The school is huge. The foreign teachers’ is on the fourth floor of one building while most of my classes today are on the fourth floor of a different building. The steps are quite steep and narrow — about half the depth as normal so I have to walk up primarily on my toes and walk down balancing just my heels. I nearly toppled several times and the muscles in my legs are crying out in pain. Mondays and Tuesdays are my busiest days with six straight lessons each day with an hour break for lunch, all in very hot classrooms without air-conditioning. At least the classes are smaller than some of those I’ve taught recently; the largest class I taught today had 33 students (compared with more than 50 in a class in Phuket).
Southward (top) and northward views from the foreign teachers’s office at Ban Thai Chang School in Muang District, Phang Nga, Thailand. Photos taken by Mark Joseph Jochim on November 5, 2018.
There are five teachers on our team — only one other is there temporarily such as myself — and we were told last week that the classes would consist of English grammar and vocabulary in the English Programme. However, upon receiving our schedules this past Saturday, we found this wasn’t the case at all. One teacher has nothing but Math lessons in the English Programme; I am teaching primarily Science and Health Education to Grades 1, 2 and 3 in the English Programme but also English Conversation to high school students in the Thai Programme. As I have found out, these are kids that don’t even have a basic comprehension of English at all (not being able to answer the question “What is your name?” for example) and I am expected to teach guide them in topical conversation.
At least there are text books for the Science and Health classes.

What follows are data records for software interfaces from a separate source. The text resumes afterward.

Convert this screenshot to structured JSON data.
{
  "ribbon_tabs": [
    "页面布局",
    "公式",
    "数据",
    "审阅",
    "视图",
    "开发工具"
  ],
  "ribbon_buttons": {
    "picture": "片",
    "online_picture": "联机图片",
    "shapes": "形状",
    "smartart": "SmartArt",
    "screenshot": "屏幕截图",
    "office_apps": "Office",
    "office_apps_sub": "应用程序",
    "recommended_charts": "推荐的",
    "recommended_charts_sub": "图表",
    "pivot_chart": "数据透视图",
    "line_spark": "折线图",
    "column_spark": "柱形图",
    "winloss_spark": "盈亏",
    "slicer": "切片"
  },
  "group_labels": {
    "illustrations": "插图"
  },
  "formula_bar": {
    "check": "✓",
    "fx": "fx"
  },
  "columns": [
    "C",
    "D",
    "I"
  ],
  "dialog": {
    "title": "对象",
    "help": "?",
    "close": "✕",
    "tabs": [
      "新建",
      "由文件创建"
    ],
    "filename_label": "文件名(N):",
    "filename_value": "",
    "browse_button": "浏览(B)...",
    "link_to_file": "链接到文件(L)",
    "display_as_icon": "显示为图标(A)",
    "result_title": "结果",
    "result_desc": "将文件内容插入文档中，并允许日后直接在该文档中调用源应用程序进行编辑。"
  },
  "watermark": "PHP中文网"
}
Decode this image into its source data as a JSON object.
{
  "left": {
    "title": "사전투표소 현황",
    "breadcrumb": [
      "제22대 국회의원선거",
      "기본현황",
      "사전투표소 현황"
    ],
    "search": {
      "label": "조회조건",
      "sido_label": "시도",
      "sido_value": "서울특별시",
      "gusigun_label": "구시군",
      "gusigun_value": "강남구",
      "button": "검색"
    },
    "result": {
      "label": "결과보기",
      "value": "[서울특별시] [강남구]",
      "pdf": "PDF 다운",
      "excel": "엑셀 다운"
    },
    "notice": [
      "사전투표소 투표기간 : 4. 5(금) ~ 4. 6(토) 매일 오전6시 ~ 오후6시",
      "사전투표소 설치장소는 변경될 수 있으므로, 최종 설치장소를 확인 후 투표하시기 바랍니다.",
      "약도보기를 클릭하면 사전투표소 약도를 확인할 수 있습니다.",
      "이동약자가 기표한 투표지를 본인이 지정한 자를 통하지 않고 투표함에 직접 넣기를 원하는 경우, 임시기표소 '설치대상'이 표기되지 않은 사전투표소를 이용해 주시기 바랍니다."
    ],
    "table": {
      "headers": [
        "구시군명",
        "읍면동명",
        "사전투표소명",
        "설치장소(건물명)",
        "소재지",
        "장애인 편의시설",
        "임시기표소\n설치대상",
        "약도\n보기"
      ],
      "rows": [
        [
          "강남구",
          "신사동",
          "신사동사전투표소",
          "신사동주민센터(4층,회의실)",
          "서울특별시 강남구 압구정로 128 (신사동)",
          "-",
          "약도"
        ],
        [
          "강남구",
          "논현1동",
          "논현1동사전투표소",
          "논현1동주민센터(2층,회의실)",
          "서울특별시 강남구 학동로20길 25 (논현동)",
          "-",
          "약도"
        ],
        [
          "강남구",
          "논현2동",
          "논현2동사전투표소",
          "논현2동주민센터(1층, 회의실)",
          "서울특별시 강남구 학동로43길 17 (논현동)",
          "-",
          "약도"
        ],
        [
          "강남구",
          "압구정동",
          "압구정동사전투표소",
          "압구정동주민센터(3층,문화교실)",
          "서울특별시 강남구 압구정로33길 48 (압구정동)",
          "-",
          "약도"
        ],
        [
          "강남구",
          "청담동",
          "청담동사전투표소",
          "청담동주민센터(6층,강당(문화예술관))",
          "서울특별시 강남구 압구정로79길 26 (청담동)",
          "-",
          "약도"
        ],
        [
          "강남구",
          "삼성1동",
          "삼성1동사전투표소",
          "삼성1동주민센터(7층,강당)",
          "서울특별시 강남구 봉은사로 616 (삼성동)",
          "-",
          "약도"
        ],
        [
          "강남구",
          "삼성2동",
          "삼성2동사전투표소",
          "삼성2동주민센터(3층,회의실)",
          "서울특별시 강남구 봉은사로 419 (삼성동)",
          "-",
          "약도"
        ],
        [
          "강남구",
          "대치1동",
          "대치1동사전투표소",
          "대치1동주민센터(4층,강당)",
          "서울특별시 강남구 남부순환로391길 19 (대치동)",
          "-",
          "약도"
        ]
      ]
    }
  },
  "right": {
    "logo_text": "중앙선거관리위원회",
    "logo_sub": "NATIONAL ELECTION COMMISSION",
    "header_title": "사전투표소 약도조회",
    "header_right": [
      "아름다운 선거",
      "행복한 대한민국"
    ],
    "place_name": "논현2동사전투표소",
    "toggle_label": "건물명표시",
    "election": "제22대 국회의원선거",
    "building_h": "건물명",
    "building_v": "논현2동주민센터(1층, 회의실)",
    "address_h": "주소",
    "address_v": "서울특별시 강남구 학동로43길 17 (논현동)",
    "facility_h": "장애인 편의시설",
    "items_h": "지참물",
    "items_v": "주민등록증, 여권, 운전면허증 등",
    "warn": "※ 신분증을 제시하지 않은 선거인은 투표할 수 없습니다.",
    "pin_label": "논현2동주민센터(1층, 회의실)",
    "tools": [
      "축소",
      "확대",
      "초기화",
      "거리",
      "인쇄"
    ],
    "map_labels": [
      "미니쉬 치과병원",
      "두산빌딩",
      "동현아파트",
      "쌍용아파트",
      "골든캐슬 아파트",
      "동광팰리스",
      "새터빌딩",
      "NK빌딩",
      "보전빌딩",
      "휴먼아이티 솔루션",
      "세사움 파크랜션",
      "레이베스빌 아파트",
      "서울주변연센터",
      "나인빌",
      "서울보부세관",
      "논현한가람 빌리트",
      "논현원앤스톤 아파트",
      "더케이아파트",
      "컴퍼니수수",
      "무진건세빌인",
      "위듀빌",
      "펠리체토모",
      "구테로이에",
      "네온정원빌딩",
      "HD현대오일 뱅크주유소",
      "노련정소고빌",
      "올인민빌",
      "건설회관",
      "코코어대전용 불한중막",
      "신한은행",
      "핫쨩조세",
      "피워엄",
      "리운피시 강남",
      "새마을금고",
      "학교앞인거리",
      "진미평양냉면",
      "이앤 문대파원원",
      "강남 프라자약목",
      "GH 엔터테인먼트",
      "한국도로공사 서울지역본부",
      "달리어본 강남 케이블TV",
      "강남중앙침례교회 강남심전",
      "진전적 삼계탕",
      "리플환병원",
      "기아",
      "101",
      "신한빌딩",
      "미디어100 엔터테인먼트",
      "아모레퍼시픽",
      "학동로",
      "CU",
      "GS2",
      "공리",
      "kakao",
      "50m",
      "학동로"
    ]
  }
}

I haven’t even had time to create a lesson plan but I did find out the topics I’m supposed to teach during two out of the six lessons on my schedule tomorrow — Grade 2 is learning about magnets (luckily, I managed to buy some on my way home this evening) while Grade 3 is learning something about electricity. I haven’t seen the textbook for the latter yet.
Despite all of these apparent negatives, the kids are really welcoming and seem excited for us to be there. It must be difficult for them to have entirely new English teachers midway through their school year but we will make sure we do our best. Oh, the school is in the center of Phang Nga’s provincial capitol but it’s still a very rural setting. The scenery surrounding the school is absolutely stunning.
The Thai teaching assistant told me today that I needed to give the Grade 1 Science class a spelling test tomorrow. Do they have a list of words they have learned already? No, she said, just dictate the words and how to spell them then see if they remember.
My first spelling word tomorrow will be “flag”, hence today’s stamp. I haven’t been able to find the Scott catalogue number for it yet, but the Michel number is 3662 and the Thailand Post issue number is TH-1133. The 3-baht stamp was printed by Thai British Security Printing Public Company Limited using offset lithography and released on September 28, 2017, to mark the 100th anniversary of Thailand’s tricolor flag. I wrote about the flag in 2016 and again in 2017 (much of the later article is a reprint of the 2016 but with added images).
Now, I just need to think of nine more spelling words, read textbook chapters on magnets and electricity, and decided what I’m going to do in the remaining three lessons tomorrow before going to bed and starting another long day five hours from now. I’m exhausted already and it’s only Tuesday!